100g whole wheat pasta, dried

125g broccoli

200g tinned sweetcorn, in water, drained

10 cherry tomatoes (approx.100g)

2 tablespoons mayonnaise

145g tinned tuna, in spring water, drained

Black pepper

1 little gem lettuce


  1. Step 1

    Half-fill a medium saucepan with water and bring to the boil. Add the pasta and return to the boil. Cook for 8 minutes, or according to the packet instructions, stirring occasionally until cooked just enough to retain a somewhat firm texture.

  2. Step 2

    Prepare the broccoli by trimming and cutting it in to short lengths. Add the broccoli to boiling water with the pasta and cook for a further 2 minutes.

  3. Step 3

    When cooked, pour the pasta and broccoli in to a colander to drain. Then rinse under running water until cool. Drain well and tip into a mixing bowl.

  4. Step 4

    Cut the cherry tomatoes in half. Scatter the sweetcorn and tomatoes into the mixing bowl.

  5. Step 5

    Using a fork, gently flake the tuna into the salad. Add the mayonnaise, season with black pepper and mix gently until well combined.

  6. Step 6

    Serve the pasta salad on a bed of little gem lettuce leaves.

Food facts

The pasta is the main source of carbohydrate in this recipe, and the value has been provided for those who have been trained in insulin adjustment.

Despite the use of some high potassium ingredients, such as salad leaves, sweetcorn and tomatoes, this recipe is low in potassium, when following the quantities in the ingredients, and the serving sizes. Therefore, it is suitable for those advised to lower potassium in their diet

This recipe is also low in phosphate, however it does contain some phosphate, mainly provided by the tuna, therefore it you have been prescribed a phosphate binder, you should take as directed.

This recipe is high in protein, therefore suitable for those advised to eat more protein, such as those receiving dialysis.

If you have been advised to eat less protein, then you may wish to halve the quantity of tuna. Alternatively, replace the tuna with a small tin of chickpeas (tinned in water and drained). If making this change, the phosphate and potassium would remain low.

Use gluten-free pasta.

Use a small tin of tinned chickpeas in place of tuna.

Follow the vegetarian substitutions and use a vegan mayonnaise alternative.

If you want to reduce the amount of fat, try using a light or ‘lighter than light’ mayonnaise.

To reduce the cost of this recipe, swap the tinned tuna steak for tinned tuna chunks as this are often cheaper but make sure you always choose tuna in spring water.

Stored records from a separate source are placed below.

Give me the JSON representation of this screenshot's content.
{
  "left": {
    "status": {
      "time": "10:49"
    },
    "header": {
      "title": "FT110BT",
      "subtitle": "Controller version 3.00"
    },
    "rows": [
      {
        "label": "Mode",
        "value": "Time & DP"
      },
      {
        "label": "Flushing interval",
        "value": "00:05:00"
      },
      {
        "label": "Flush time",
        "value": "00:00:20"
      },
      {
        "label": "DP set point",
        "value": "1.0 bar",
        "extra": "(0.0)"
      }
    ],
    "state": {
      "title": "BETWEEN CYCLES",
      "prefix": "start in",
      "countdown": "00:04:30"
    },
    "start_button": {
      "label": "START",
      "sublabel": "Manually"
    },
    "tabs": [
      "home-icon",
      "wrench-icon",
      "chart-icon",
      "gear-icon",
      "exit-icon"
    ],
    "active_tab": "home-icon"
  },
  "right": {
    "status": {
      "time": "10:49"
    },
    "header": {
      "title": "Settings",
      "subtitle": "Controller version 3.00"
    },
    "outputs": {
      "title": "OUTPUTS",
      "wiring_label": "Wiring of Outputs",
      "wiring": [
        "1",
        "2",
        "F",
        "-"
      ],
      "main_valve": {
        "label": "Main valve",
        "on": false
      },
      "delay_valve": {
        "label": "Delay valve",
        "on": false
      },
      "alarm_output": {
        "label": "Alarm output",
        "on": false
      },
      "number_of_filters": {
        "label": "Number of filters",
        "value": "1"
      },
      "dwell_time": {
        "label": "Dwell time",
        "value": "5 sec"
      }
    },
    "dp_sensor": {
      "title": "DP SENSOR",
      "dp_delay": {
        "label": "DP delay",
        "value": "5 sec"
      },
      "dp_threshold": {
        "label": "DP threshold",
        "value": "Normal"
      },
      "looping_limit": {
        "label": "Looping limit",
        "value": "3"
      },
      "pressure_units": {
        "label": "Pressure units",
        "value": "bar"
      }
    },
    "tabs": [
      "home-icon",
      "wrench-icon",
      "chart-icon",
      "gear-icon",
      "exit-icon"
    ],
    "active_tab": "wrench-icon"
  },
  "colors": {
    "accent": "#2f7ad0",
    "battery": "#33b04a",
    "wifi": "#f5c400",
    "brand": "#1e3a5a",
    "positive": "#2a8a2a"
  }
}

This dish can be stored in an air tight container, in the fridge for up to 3 days.

Whole wheat pasta, such as fusilli, or penne work well for this recipe.